◆ Problem ◆
Pull from the data below each line where the word "true" occurs, and copy it.

◆ Component data from apps and pages ◆
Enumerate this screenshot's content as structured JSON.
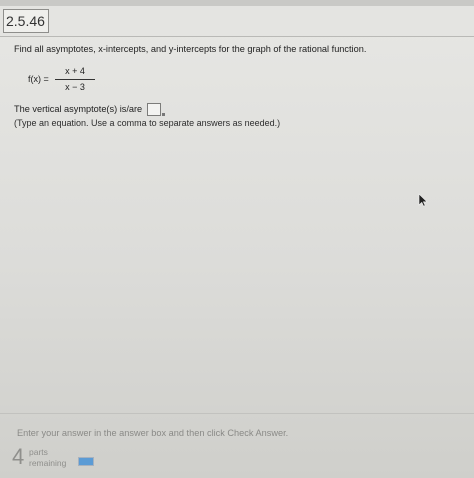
{
  "header": {
    "question_number": "2.5.46"
  },
  "problem": {
    "prompt": "Find all asymptotes, x-intercepts, and y-intercepts for the graph of the rational function.",
    "function": {
      "lhs": "f(x) =",
      "numerator": "x + 4",
      "denominator": "x − 3"
    },
    "answer_label": "The vertical asymptote(s) is/are",
    "answer_value": "",
    "hint": "(Type an equation. Use a comma to separate answers as needed.)"
  },
  "footer": {
    "instructions": "Enter your answer in the answer box and then click Check Answer.",
    "parts_count": "4",
    "parts_label_1": "parts",
    "parts_label_2": "remaining",
    "progress_fraction": 1.0
  },
  "colors": {
    "progress_fill": "#5b9bd5",
    "page_background": "#dcdcd9"
  },
  "icons": {
    "pointer": "mouse-pointer-icon"
  }
}
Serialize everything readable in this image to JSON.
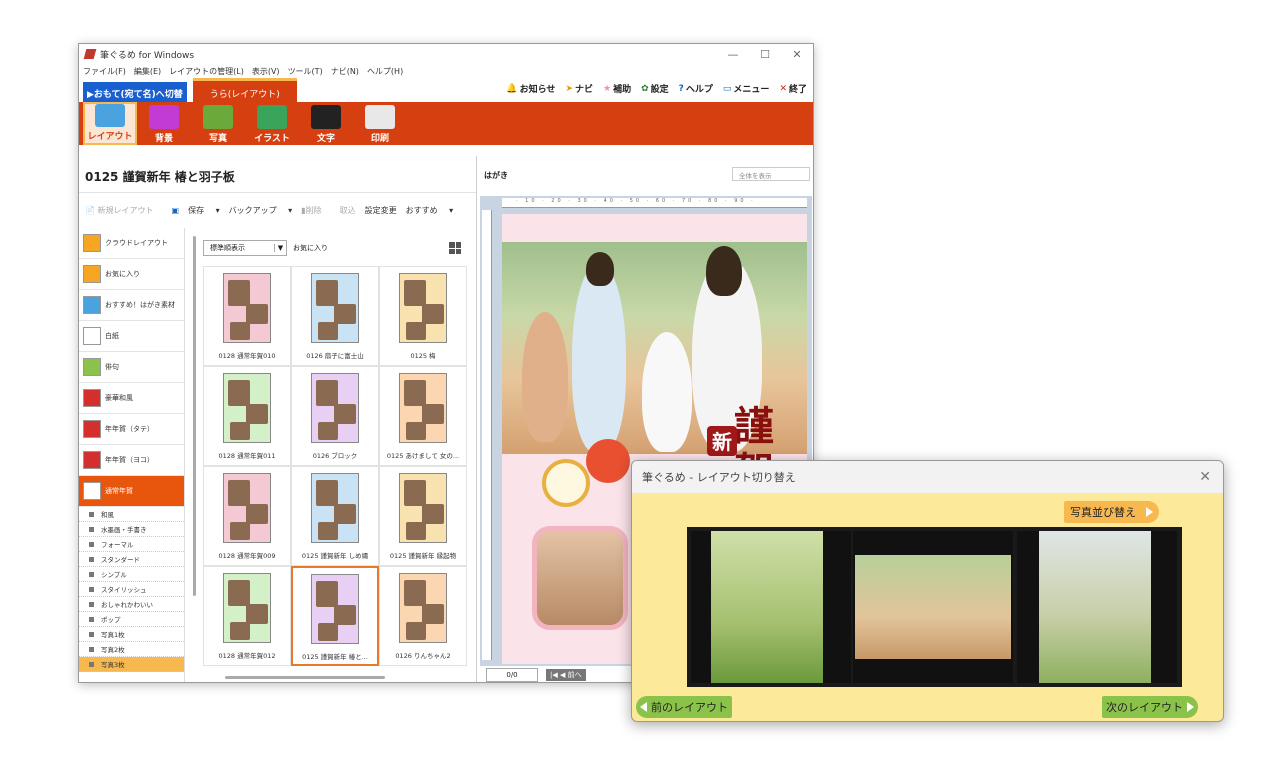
{
  "window": {
    "title": "筆ぐるめ for Windows",
    "controls": [
      "—",
      "☐",
      "✕"
    ]
  },
  "menubar": [
    "ファイル(F)",
    "編集(E)",
    "レイアウトの管理(L)",
    "表示(V)",
    "ツール(T)",
    "ナビ(N)",
    "ヘルプ(H)"
  ],
  "tabs": {
    "front": "▶おもて(宛て名)へ切替",
    "back": "うら(レイアウト)"
  },
  "toplinks": [
    {
      "icon": "bell-icon",
      "label": "お知らせ",
      "color": "#d32f2f"
    },
    {
      "icon": "navi-icon",
      "label": "ナビ",
      "color": "#e89a00"
    },
    {
      "icon": "star-icon",
      "label": "補助",
      "color": "#f48fb1"
    },
    {
      "icon": "gear-icon",
      "label": "設定",
      "color": "#2e7d32"
    },
    {
      "icon": "help-icon",
      "label": "ヘルプ",
      "color": "#1565c0"
    },
    {
      "icon": "menu-icon",
      "label": "メニュー",
      "color": "#1565c0"
    },
    {
      "icon": "close-icon",
      "label": "終了",
      "color": "#c62828"
    }
  ],
  "ribbon": [
    {
      "label": "レイアウト",
      "icon": "layout-icon",
      "color": "#4aa3df",
      "selected": true
    },
    {
      "label": "背景",
      "icon": "background-icon",
      "color": "#c23bd4",
      "selected": false
    },
    {
      "label": "写真",
      "icon": "photo-icon",
      "color": "#6aaa3a",
      "selected": false
    },
    {
      "label": "イラスト",
      "icon": "illust-icon",
      "color": "#3aa55a",
      "selected": false
    },
    {
      "label": "文字",
      "icon": "text-icon",
      "color": "#222222",
      "selected": false
    },
    {
      "label": "印刷",
      "icon": "printer-icon",
      "color": "#e8e8e8",
      "selected": false
    }
  ],
  "layout_title": "0125 謹賀新年 椿と羽子板",
  "toolbar": {
    "new": "新規レイアウト",
    "save": "保存",
    "backup": "バックアップ",
    "delete": "削除",
    "import": "取込",
    "settings": "設定変更",
    "recommend": "おすすめ"
  },
  "categories": [
    {
      "label": "クラウドレイアウト",
      "color": "#f5a623"
    },
    {
      "label": "お気に入り",
      "color": "#f5a623"
    },
    {
      "label": "おすすめ！はがき素材",
      "color": "#4aa3df"
    },
    {
      "label": "白紙",
      "color": "#ffffff"
    },
    {
      "label": "俳句",
      "color": "#8bc34a"
    },
    {
      "label": "豪華和風",
      "color": "#d32f2f"
    },
    {
      "label": "年年賀（タテ）",
      "color": "#d32f2f"
    },
    {
      "label": "年年賀（ヨコ）",
      "color": "#d32f2f"
    },
    {
      "label": "通常年賀",
      "color": "#ffffff",
      "active": true
    }
  ],
  "subcategories": [
    {
      "label": "和風"
    },
    {
      "label": "水墨画・手書き"
    },
    {
      "label": "フォーマル"
    },
    {
      "label": "スタンダード"
    },
    {
      "label": "シンプル"
    },
    {
      "label": "スタイリッシュ"
    },
    {
      "label": "おしゃれかわいい"
    },
    {
      "label": "ポップ"
    },
    {
      "label": "写真1枚"
    },
    {
      "label": "写真2枚"
    },
    {
      "label": "写真3枚",
      "highlight": true
    }
  ],
  "sort": {
    "value": "標準順表示",
    "favorite": "お気に入り"
  },
  "thumbnails": [
    {
      "caption": "0128 通常年賀010"
    },
    {
      "caption": "0126 扇子に富士山"
    },
    {
      "caption": "0125 梅"
    },
    {
      "caption": "0128 通常年賀011"
    },
    {
      "caption": "0126 ブロック"
    },
    {
      "caption": "0125 あけまして 女の..."
    },
    {
      "caption": "0128 通常年賀009"
    },
    {
      "caption": "0125 謹賀新年 しめ縄"
    },
    {
      "caption": "0125 謹賀新年 縁起物"
    },
    {
      "caption": "0128 通常年賀012"
    },
    {
      "caption": "0125 謹賀新年 椿と..."
    },
    {
      "caption": "0126 りんちゃん2"
    }
  ],
  "preview": {
    "paper": "はがき",
    "zoom": "全体を表示",
    "ruler": "· 10 · 20 · 30 · 40 · 50 · 60 · 70 · 80 · 90 ·",
    "page": "0/0",
    "nav": "|◀ ◀ 前へ",
    "greeting": [
      "謹",
      "賀"
    ],
    "badge": "新"
  },
  "dialog": {
    "title": "筆ぐるめ - レイアウト切り替え",
    "sort_button": "写真並び替え",
    "prev": "前のレイアウト",
    "next": "次のレイアウト"
  }
}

◆ Task answer ◆
      "selected": true
      "active": true
      "highlight": true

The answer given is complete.